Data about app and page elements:
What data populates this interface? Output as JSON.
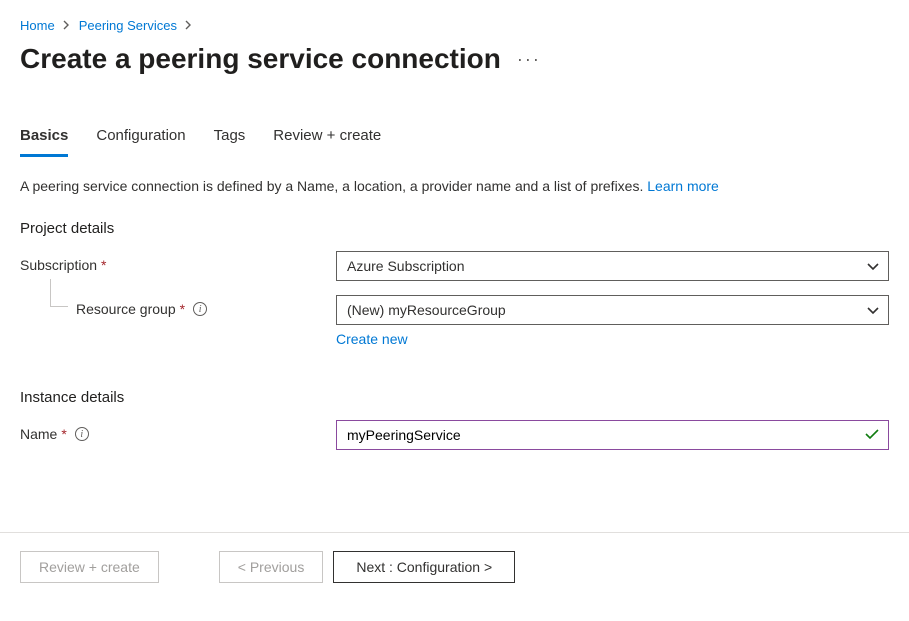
{
  "breadcrumb": {
    "items": [
      {
        "label": "Home"
      },
      {
        "label": "Peering Services"
      }
    ]
  },
  "page": {
    "title": "Create a peering service connection"
  },
  "tabs": [
    {
      "label": "Basics",
      "active": true
    },
    {
      "label": "Configuration",
      "active": false
    },
    {
      "label": "Tags",
      "active": false
    },
    {
      "label": "Review + create",
      "active": false
    }
  ],
  "description": {
    "text": "A peering service connection is defined by a Name, a location, a provider name and a list of prefixes. ",
    "link_label": "Learn more"
  },
  "sections": {
    "project": {
      "title": "Project details",
      "subscription": {
        "label": "Subscription",
        "value": "Azure Subscription"
      },
      "resource_group": {
        "label": "Resource group",
        "value": "(New) myResourceGroup",
        "create_new_label": "Create new"
      }
    },
    "instance": {
      "title": "Instance details",
      "name": {
        "label": "Name",
        "value": "myPeeringService"
      }
    }
  },
  "footer": {
    "review_label": "Review + create",
    "previous_label": "< Previous",
    "next_label": "Next : Configuration >"
  }
}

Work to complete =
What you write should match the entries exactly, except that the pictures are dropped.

Exercise output =
What data populates this interface? Output as JSON.
{
  "breadcrumb": {
    "items": [
      {
        "label": "Home"
      },
      {
        "label": "Peering Services"
      }
    ]
  },
  "page": {
    "title": "Create a peering service connection"
  },
  "tabs": [
    {
      "label": "Basics",
      "active": true
    },
    {
      "label": "Configuration",
      "active": false
    },
    {
      "label": "Tags",
      "active": false
    },
    {
      "label": "Review + create",
      "active": false
    }
  ],
  "description": {
    "text": "A peering service connection is defined by a Name, a location, a provider name and a list of prefixes. ",
    "link_label": "Learn more"
  },
  "sections": {
    "project": {
      "title": "Project details",
      "subscription": {
        "label": "Subscription",
        "value": "Azure Subscription"
      },
      "resource_group": {
        "label": "Resource group",
        "value": "(New) myResourceGroup",
        "create_new_label": "Create new"
      }
    },
    "instance": {
      "title": "Instance details",
      "name": {
        "label": "Name",
        "value": "myPeeringService"
      }
    }
  },
  "footer": {
    "review_label": "Review + create",
    "previous_label": "< Previous",
    "next_label": "Next : Configuration >"
  }
}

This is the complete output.